Christchurch fuel supply 'vulnerable'
BP New Zealand and Z Energy say the earthquakes have highlighted the vulnerability of Christchurch's fuel supply chain, and authorities need to take urgent action to improve its resilience.
Addressing the Christchurch City Council's earthquake forum today, BP national terminal manager Warren Bolger said the situation was causing ''significant investment uncertainty'' among fuel companies.
Before the quakes, most fuel coming into Christchurch arrived through the Port of Lyttelton and was then taken by tanker across Evans Pass or piped through Mobil's pipeline, which runs from Lyttelton to Woolston.
But the Mobil pipeline, which was damaged in the quakes and was temporarily unusable, can now take only certain grades of fuel.
Evans Pass is still closed and requires at least $30 million of work to take it back up to pre-quake standards.
The NZ Transport Agency (NZTA) has allowed the companies to take fuel through the Lyttelton tunnel at night, under strict conditions, but has signalled that arrangement will end when Evans Pass reopens.
Bolger told councillors that fuel companies would be reluctant to use Evans Pass once it was reopened because it was difficult to navigate and an undesirable route for the transportation of dangerous goods.
''There is no appetite for putting trucks across that sort of road,'' he said.
Trucks could not use Dyers Pass because it was too steep, and Gebbies Pass was also problematic because it had no shoulder and lots of tight bends.
Bolger said the fuel companies' clear preference was to continue being able to use the road tunnel.

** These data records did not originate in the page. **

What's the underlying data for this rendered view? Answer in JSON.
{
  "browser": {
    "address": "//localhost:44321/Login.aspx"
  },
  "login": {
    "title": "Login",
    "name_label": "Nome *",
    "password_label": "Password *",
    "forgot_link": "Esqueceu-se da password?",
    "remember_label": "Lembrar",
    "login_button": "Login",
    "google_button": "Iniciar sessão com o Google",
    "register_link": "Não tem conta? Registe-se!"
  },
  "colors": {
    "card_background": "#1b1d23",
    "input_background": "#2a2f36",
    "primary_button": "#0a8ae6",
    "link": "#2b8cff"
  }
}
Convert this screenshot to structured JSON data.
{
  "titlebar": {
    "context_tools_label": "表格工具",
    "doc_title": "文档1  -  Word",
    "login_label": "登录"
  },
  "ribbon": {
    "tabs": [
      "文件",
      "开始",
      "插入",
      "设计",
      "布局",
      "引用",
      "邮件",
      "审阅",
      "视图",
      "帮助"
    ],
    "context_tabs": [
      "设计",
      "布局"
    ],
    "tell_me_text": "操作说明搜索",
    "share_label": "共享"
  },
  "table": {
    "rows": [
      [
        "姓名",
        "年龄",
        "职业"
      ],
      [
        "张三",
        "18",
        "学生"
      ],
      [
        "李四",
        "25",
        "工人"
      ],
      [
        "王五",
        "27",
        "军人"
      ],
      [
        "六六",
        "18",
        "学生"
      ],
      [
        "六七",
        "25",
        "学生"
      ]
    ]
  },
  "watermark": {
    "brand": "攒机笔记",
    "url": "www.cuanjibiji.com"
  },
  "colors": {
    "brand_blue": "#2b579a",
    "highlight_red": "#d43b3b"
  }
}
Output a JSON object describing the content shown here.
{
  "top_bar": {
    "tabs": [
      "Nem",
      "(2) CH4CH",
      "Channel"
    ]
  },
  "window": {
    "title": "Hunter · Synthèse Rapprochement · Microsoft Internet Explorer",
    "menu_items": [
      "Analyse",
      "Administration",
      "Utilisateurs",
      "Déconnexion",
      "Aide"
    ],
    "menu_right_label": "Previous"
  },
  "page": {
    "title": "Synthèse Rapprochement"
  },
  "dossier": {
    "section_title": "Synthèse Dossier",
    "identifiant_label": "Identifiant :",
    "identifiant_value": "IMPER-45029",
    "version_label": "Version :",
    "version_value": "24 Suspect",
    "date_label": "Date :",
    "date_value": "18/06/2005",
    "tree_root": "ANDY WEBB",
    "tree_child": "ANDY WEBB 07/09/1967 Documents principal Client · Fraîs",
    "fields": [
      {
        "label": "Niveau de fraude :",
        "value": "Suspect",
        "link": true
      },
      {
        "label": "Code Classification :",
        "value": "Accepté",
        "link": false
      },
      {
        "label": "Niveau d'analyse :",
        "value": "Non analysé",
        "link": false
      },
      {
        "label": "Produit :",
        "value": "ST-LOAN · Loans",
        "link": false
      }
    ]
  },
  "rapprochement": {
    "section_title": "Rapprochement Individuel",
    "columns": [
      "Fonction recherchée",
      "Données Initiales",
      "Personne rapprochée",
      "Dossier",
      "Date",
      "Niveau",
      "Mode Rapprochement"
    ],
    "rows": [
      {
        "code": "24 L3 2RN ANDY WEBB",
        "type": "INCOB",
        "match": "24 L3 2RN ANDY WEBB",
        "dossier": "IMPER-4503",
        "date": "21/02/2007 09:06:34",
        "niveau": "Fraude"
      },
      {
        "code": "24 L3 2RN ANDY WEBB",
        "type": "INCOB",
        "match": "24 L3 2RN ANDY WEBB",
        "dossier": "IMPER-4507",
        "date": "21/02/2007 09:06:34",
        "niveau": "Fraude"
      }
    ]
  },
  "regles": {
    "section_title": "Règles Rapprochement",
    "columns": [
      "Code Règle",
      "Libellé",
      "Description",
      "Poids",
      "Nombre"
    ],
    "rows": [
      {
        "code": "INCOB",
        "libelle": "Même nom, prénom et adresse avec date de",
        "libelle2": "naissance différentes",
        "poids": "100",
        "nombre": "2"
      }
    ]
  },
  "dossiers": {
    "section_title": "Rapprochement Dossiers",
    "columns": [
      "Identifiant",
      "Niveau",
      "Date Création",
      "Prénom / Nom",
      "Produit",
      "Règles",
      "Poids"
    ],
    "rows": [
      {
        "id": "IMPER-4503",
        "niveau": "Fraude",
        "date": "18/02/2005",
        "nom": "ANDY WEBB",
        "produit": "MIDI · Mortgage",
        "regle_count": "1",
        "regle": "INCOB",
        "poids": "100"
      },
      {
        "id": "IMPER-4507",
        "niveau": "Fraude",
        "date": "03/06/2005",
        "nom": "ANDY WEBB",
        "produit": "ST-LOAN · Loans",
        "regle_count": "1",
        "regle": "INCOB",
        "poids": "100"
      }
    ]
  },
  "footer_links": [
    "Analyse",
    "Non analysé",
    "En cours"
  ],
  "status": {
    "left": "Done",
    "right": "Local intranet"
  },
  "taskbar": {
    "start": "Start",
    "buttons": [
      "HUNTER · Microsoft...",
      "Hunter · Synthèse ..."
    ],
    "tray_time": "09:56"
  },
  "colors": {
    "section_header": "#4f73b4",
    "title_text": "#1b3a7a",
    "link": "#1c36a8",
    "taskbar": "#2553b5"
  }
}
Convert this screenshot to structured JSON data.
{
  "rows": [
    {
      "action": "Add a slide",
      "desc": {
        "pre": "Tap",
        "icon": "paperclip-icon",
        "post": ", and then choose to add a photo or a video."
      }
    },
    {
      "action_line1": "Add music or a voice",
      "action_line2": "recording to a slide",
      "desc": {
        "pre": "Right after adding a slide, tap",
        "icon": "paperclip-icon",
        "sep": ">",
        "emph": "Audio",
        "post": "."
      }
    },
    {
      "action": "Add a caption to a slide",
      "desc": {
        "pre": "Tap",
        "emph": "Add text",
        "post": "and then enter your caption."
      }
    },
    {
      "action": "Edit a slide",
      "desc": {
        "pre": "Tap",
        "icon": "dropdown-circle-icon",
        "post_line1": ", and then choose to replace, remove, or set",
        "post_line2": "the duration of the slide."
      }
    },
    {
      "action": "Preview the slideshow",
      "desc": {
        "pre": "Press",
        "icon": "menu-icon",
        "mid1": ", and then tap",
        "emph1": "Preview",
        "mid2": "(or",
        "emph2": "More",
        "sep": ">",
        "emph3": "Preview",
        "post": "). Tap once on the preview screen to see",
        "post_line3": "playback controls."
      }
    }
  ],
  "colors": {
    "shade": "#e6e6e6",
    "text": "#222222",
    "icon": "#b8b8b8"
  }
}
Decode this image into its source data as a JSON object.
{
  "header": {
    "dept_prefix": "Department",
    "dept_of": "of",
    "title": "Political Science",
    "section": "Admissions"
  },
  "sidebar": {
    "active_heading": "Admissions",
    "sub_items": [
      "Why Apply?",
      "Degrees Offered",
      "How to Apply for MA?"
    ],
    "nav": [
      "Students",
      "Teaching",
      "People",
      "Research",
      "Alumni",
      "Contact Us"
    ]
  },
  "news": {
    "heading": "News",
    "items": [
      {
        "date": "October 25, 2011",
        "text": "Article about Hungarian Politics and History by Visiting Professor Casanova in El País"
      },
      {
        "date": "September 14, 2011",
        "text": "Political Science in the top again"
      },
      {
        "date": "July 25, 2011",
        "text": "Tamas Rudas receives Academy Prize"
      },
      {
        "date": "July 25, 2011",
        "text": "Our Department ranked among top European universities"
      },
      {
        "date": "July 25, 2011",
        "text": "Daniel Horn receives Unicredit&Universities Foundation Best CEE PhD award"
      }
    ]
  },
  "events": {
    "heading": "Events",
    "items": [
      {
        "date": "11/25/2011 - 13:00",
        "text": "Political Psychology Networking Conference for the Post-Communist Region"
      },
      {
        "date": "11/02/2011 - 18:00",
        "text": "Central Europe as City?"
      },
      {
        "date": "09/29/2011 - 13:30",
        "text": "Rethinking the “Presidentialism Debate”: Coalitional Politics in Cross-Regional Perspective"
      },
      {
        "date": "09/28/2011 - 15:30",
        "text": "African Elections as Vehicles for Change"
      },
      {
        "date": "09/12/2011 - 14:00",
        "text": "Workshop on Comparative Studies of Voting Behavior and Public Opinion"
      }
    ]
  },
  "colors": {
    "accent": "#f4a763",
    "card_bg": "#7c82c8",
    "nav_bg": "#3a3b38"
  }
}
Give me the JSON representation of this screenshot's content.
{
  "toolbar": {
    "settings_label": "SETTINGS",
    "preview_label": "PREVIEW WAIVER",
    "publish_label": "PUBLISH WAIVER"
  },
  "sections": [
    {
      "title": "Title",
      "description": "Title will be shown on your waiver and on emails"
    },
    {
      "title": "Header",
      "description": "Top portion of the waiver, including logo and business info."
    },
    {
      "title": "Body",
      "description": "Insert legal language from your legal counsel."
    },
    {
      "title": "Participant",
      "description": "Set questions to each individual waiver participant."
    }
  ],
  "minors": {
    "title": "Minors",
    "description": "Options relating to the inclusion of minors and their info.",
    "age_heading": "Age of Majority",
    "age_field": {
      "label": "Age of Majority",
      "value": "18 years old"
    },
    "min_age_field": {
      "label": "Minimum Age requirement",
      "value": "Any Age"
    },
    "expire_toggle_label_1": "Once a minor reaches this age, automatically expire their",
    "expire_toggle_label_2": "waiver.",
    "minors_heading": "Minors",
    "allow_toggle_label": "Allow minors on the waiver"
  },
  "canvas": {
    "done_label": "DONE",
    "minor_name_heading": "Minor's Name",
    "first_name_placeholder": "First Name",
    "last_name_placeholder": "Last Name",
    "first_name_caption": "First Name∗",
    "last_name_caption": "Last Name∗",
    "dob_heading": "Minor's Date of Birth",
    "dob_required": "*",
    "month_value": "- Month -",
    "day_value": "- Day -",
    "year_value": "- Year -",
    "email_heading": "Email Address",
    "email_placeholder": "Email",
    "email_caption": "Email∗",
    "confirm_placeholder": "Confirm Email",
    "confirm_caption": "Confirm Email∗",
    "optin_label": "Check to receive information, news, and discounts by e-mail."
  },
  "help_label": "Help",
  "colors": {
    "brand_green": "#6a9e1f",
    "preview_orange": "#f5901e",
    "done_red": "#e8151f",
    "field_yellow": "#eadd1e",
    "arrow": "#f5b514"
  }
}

If they could get agreement from the authorities for that, they would be willing to contribute towards the cost of any necessary upgrade work, he said.